Branyan, a journeyman with 210 minor league home runs, hit the All-Star Break just two home runs behind Carlos Pena for the top AL spot. Aardsma’s 20 first half saves rank fifth in the league and Gutierrez has been one of the most productive players in the last month.

In most leagues Gutierrez is still available on the waiver wire, but Branyan and Aardsma are widely owned. But which of the three big Seattle surprises will keep producing in the second half?

In 12 seasons, Branyan has only played something approximating a full year twice, and he hasn’t played in more than 95 games since 2002. It’s a small sample size, but in 2001 and 2002 his All-Star Break splits were close to even. But, curiously, his BABIP went up in the second half of both seasons. Since he already has a BABIP of .335 this year, that trend seems unlikely to continue.

Branyan’s power is for real, but that .279 average is not. Add in his unnaturally high home run/fly ball percentage of 22.8 and there’s a recipe for a drop-off.

After being acquired as a part of the three-way deal that sent J.J. Putz to New York, Gutierrez started slowly. He has since started hitting the ball much better, improving his batting average each month.

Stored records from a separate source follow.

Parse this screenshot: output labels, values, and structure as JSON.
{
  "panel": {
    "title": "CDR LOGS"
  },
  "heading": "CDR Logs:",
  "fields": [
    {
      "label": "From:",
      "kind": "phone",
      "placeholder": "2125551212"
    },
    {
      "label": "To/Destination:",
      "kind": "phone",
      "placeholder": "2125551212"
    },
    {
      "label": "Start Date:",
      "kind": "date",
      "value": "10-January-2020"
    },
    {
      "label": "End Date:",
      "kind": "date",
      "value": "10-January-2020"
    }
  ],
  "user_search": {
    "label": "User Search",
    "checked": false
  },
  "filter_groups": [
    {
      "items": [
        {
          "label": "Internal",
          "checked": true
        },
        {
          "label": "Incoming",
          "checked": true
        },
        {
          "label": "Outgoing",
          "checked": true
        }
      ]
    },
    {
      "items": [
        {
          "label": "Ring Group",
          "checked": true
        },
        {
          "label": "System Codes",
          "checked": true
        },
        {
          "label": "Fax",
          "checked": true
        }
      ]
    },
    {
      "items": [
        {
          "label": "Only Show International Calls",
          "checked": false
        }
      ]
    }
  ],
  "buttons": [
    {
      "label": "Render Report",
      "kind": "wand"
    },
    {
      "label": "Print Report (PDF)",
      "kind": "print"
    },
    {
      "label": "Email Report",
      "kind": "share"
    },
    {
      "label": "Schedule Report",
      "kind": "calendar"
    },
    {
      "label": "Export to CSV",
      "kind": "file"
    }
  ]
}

It’s difficult to tell how much of that improvement has been based on luck and how much better Gutierrez is actually hitting the ball.

His BABIP has also increased each month, reaching the astronomical level of .425 in July. He doesn’t help much with steals or home runs and doesn’t walk often. If he’s to be a productive fantasy player he has to keep his average up, something that is possible, but was never seen in his
four years in Cleveland.

Gutierrez will continue to play every day because of his superb defense, and that peace of mind seems to have helped him swing the bat more consistently. But if you’re a prospective owner, a close watch is advised.
By Ted Cahill

Of the three surprises, Aardsma is the safest long-term bet. He has taken advantage of the opportunity to close after Brandon Morrow proved ineffective in the role. In 11 innings during June, Aardsma did not allow a run, while striking out 20 batters. He held opponents to a .139 average and only walked four hitters. He seems to be finally showing the talent that led San Francisco to make him their first round pick in 2003.

Aardsma won’t be easy to snare in a trade and if you own him, hold on for the second half. The only concern with his continued success is that he will set a new career high for innings around the middle of August. If he can withstand the increased work load, Aardsma should continue to produce for fantasy owners and the Mariners.